‘Come, you who are blessed by my Father.
Inherit the kingdom prepared for you from the foundation of the world.
For I was hungry and you gave me food,
I was thirsty and you gave me drink,
a stranger and you welcomed me,
naked and you clothed me,
ill and you cared for me,
in prison and you visited me.’
Then the righteous will answer him and say,
‘Lord, when did we see you hungry and feed you,
or thirsty and give you drink?
When did we see you a stranger and welcome you,
or naked and clothe you?
When did we see you ill or in prison, and visit you?’
And the king will say to them in reply,
‘Amen, I say to you, whatever you did
for one of the least brothers of mine, you did for me.’
Then he will say to those on his left,
‘Depart from me, you accursed,
into the eternal fire prepared for the devil and his angels.
For I was hungry and you gave me no food,
I was thirsty and you gave me no drink,
a stranger and you gave me no welcome,
naked and you gave me no clothing,
ill and in prison, and you did not care for me.’
Then they will answer and say,
‘Lord, when did we see you hungry or thirsty
or a stranger or naked or ill or in prison,
and not minister to your needs?’
He will answer them, ‘Amen, I say to you,
what you did not do for one of these least ones,
you did not do for me.’
And these will go off to eternal punishment,
but the righteous to eternal life.”
Scot said this is the Gospel for the Feast of Christ the King and the Gospel talks about service. It is the corporal works of mercy, the key ways we’re to love from Sunday to Sunday. Dorothy Day of the Catholic Worker Movement said we love God to the extent to the amount we love the person we like the least. The reason you see Christ in a person is because they’ve been made in the image and likeness of Him. Fr. Mark these good people Jesus is talking to don’t remember helping someone. They don’t remember because it became just part of who they are. At the beginning it’s a conscious act, but after a while it becomes unconscious because that’s who we are.
Scot said there will be those who fail the test as well. Msgr. said there can be a complacency that sets in. He said there will be those who hear the Gospel and ask how they can serve the needs of others, but for those who are physically unable, their prayer is part of serving. Fr. Mark said Cardinal Sean’s new pastoral letter challenges us to invite others to Sunday Mass and that’s another work of mercy.

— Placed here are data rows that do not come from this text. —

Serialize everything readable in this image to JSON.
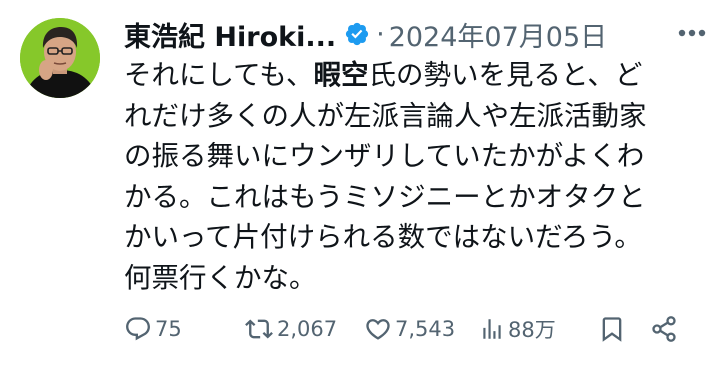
{
  "author": {
    "display_name": "東浩紀 Hiroki...",
    "separator": "·",
    "date": "2024年07月05日",
    "verified_badge_color": "#1d9bf0"
  },
  "tweet": {
    "lines": [
      {
        "pre": "それにしても、",
        "bold": "暇空",
        "post": "氏の勢いを見ると、ど"
      },
      {
        "pre": "れだけ多くの人が左派言論人や左派活動家",
        "bold": "",
        "post": ""
      },
      {
        "pre": "の振る舞いにウンザリしていたかがよくわ",
        "bold": "",
        "post": ""
      },
      {
        "pre": "かる。これはもうミソジニーとかオタクと",
        "bold": "",
        "post": ""
      },
      {
        "pre": "かいって片付けられる数ではないだろう。",
        "bold": "",
        "post": ""
      },
      {
        "pre": "何票行くかな。",
        "bold": "",
        "post": ""
      }
    ]
  },
  "actions": {
    "replies": "75",
    "reposts": "2,067",
    "likes": "7,543",
    "views": "88万"
  },
  "icons": {
    "more": "more-icon",
    "reply": "reply-icon",
    "repost": "repost-icon",
    "like": "heart-icon",
    "views": "views-icon",
    "bookmark": "bookmark-icon",
    "share": "share-icon"
  },
  "colors": {
    "text": "#0f1419",
    "secondary": "#536471",
    "avatar_bg": "#86c82a"
  }
}
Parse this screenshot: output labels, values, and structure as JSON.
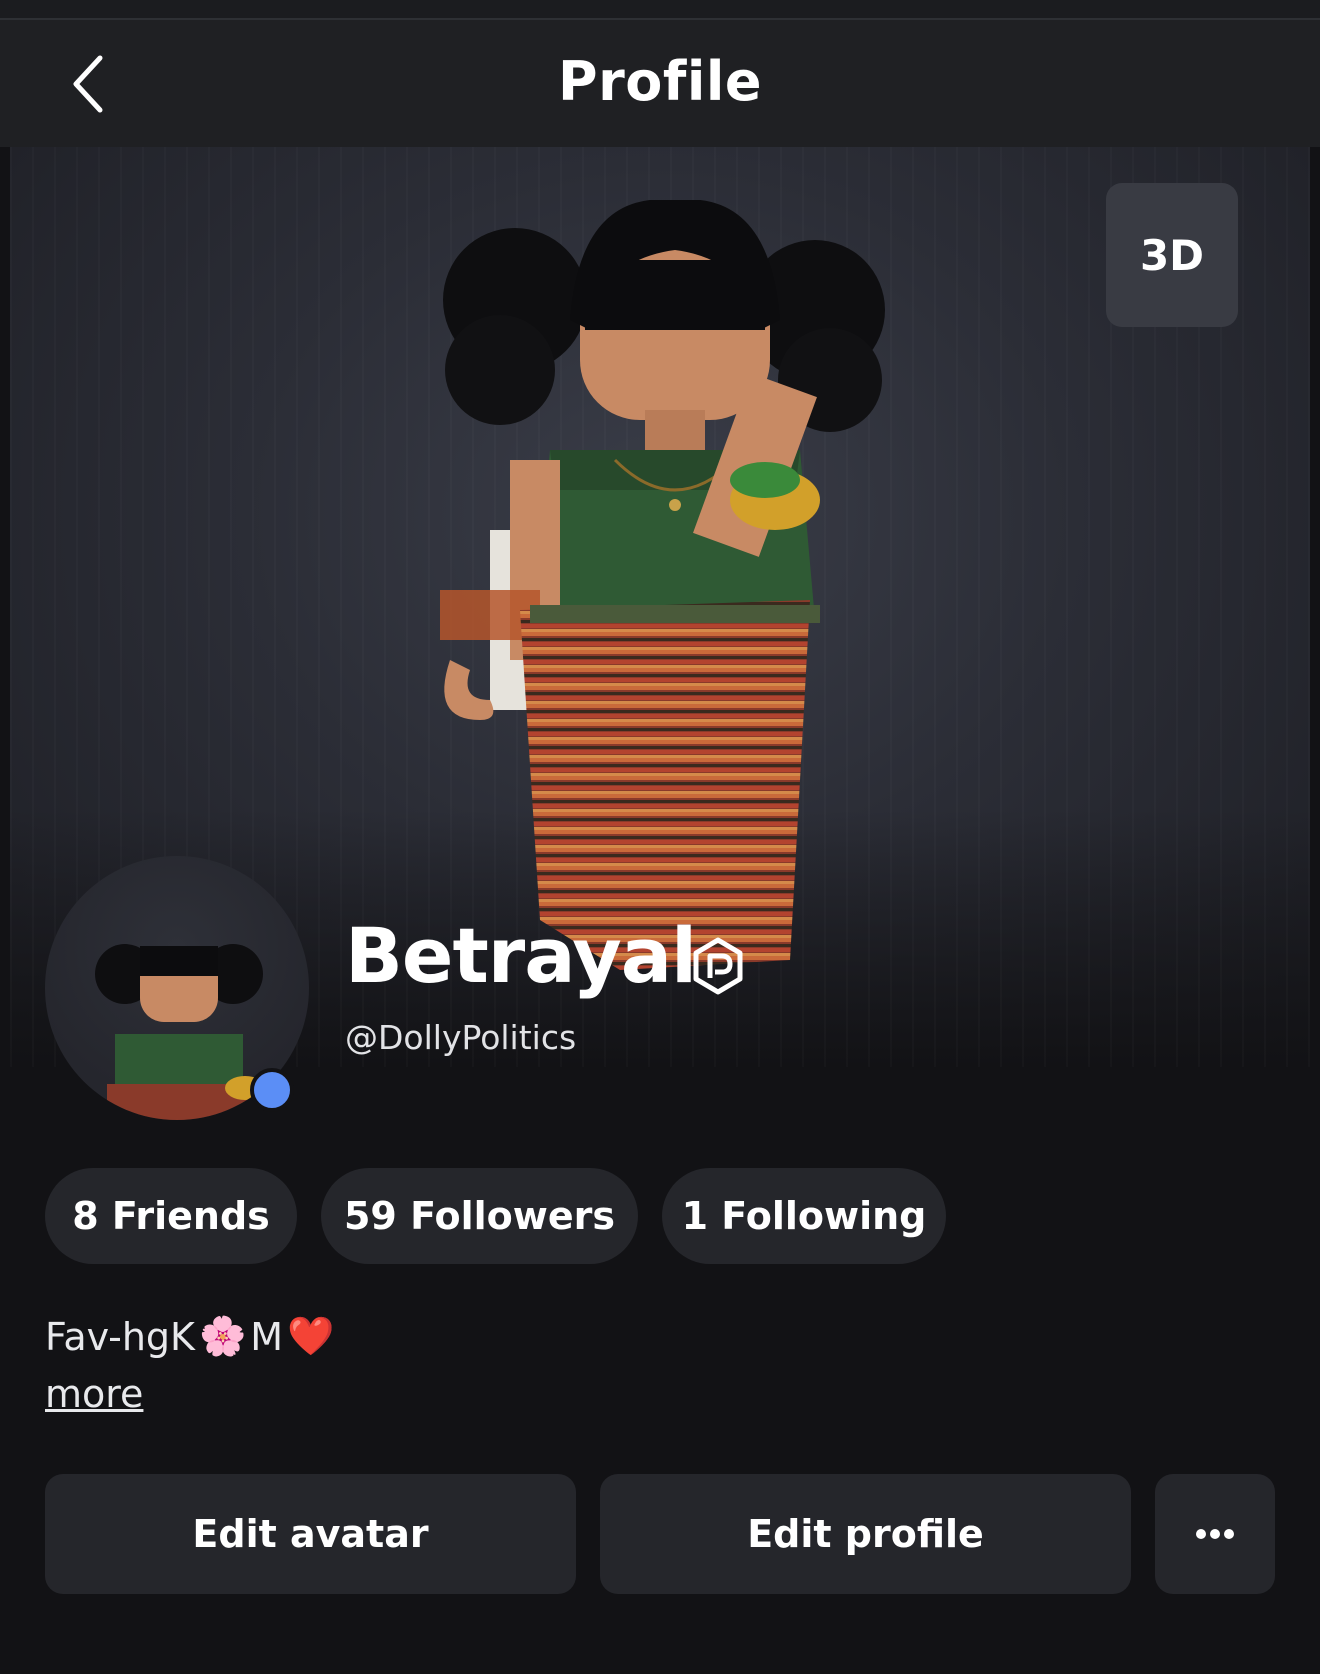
{
  "header": {
    "title": "Profile",
    "back_icon": "chevron-left-icon"
  },
  "hero": {
    "view_toggle_label": "3D"
  },
  "profile": {
    "display_name": "Betrayal",
    "badge_icon": "premium-badge-icon",
    "username": "@DollyPolitics",
    "online_status_color": "#5b8ef6"
  },
  "stats": {
    "friends": "8 Friends",
    "followers": "59 Followers",
    "following": "1 Following"
  },
  "bio": {
    "text_before": "Fav-hgK",
    "flower_emoji": "🌸",
    "text_middle": " M",
    "heart_emoji": "❤️",
    "more_label": "more"
  },
  "actions": {
    "edit_avatar": "Edit avatar",
    "edit_profile": "Edit profile",
    "more_icon": "more-horizontal-icon"
  },
  "colors": {
    "background": "#121215",
    "header": "#1f2023",
    "pill": "#25262b",
    "accent_online": "#5b8ef6"
  }
}
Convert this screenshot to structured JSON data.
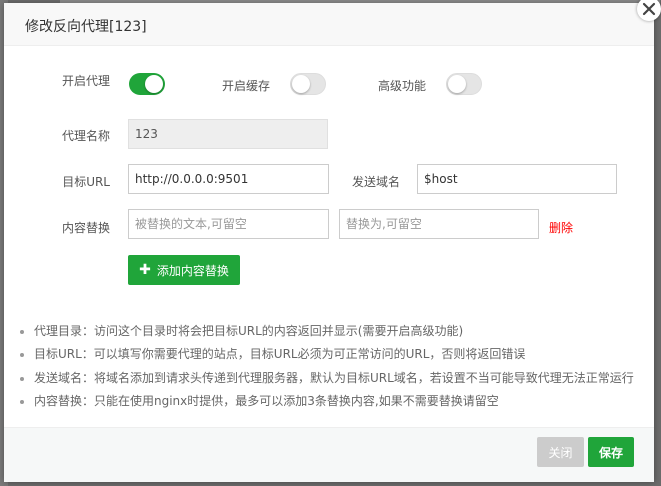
{
  "dialog": {
    "title": "修改反向代理[123]",
    "close_icon": "close-icon"
  },
  "toggles": {
    "proxy_label": "开启代理",
    "proxy_on": true,
    "cache_label": "开启缓存",
    "cache_on": false,
    "advanced_label": "高级功能",
    "advanced_on": false
  },
  "form": {
    "name_label": "代理名称",
    "name_value": "123",
    "url_label": "目标URL",
    "url_value": "http://0.0.0.0:9501",
    "domain_label": "发送域名",
    "domain_value": "$host",
    "replace_label": "内容替换",
    "replace_from_placeholder": "被替换的文本,可留空",
    "replace_to_placeholder": "替换为,可留空",
    "delete_label": "删除",
    "add_replace_label": "添加内容替换"
  },
  "notes": [
    "代理目录：访问这个目录时将会把目标URL的内容返回并显示(需要开启高级功能)",
    "目标URL：可以填写你需要代理的站点，目标URL必须为可正常访问的URL，否则将返回错误",
    "发送域名：将域名添加到请求头传递到代理服务器，默认为目标URL域名，若设置不当可能导致代理无法正常运行",
    "内容替换：只能在使用nginx时提供，最多可以添加3条替换内容,如果不需要替换请留空"
  ],
  "footer": {
    "close_label": "关闭",
    "save_label": "保存"
  },
  "colors": {
    "accent": "#20a53a",
    "danger": "#ff0000",
    "disabled_button": "#cccccc"
  }
}
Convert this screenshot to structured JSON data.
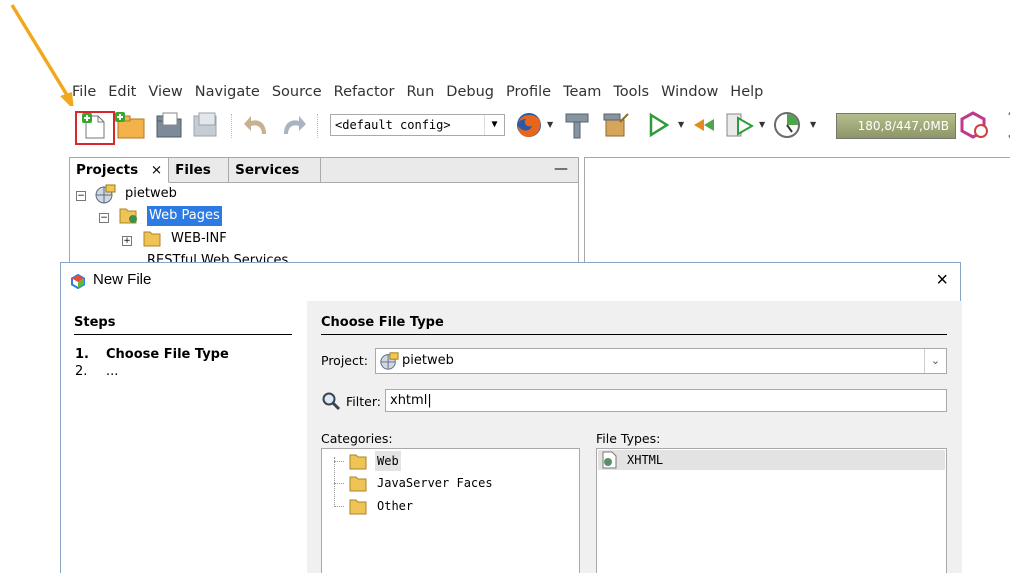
{
  "menu": [
    "File",
    "Edit",
    "View",
    "Navigate",
    "Source",
    "Refactor",
    "Run",
    "Debug",
    "Profile",
    "Team",
    "Tools",
    "Window",
    "Help"
  ],
  "toolbar": {
    "config_value": "<default config>",
    "memory": "180,8/447,0MB"
  },
  "projects_panel": {
    "tabs": [
      {
        "label": "Projects",
        "close": "×"
      },
      {
        "label": "Files"
      },
      {
        "label": "Services"
      }
    ],
    "minimize": "—",
    "tree": {
      "root": "pietweb",
      "web_pages": "Web Pages",
      "web_inf": "WEB-INF",
      "restful": "RESTful Web Services"
    }
  },
  "dialog": {
    "title": "New File",
    "close": "×",
    "steps_heading": "Steps",
    "steps": [
      {
        "num": "1.",
        "label": "Choose File Type"
      },
      {
        "num": "2.",
        "label": "..."
      }
    ],
    "content_heading": "Choose File Type",
    "project_label": "Project:",
    "project_value": "pietweb",
    "filter_label": "Filter:",
    "filter_value": "xhtml",
    "categories_label": "Categories:",
    "categories": [
      "Web",
      "JavaServer Faces",
      "Other"
    ],
    "file_types_label": "File Types:",
    "file_types": [
      "XHTML"
    ]
  },
  "colors": {
    "highlight_box": "#d9262a",
    "arrow": "#f2a81d",
    "selection": "#2c7be5"
  }
}
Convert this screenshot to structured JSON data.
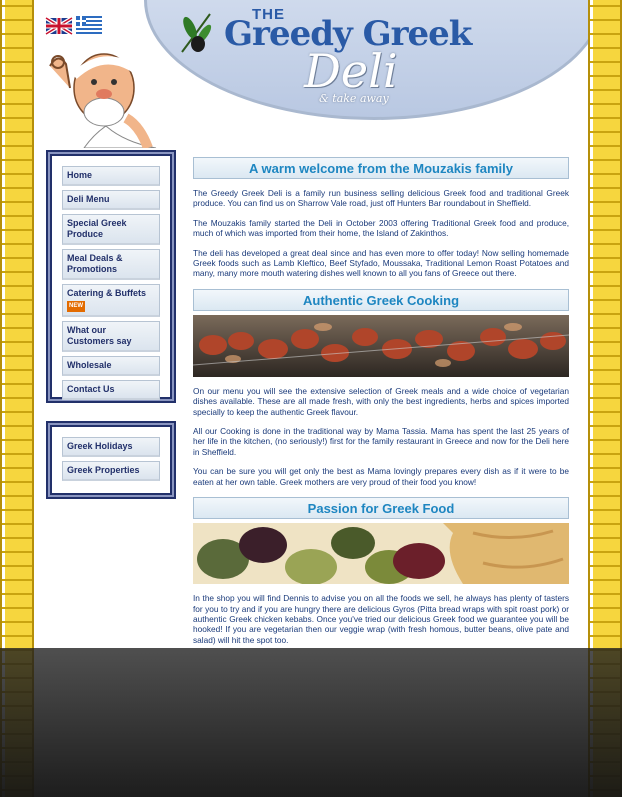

Scot said Cardinal Sean says as an archdiocese we’ve done very well at the corporal works of mercy, but we haven’t done as well at the spiritual works of mercy, like Msgr. just said. It’s through the transformation of receiving the Eucharist, it’s much more natural to do all the corporal works of mercy.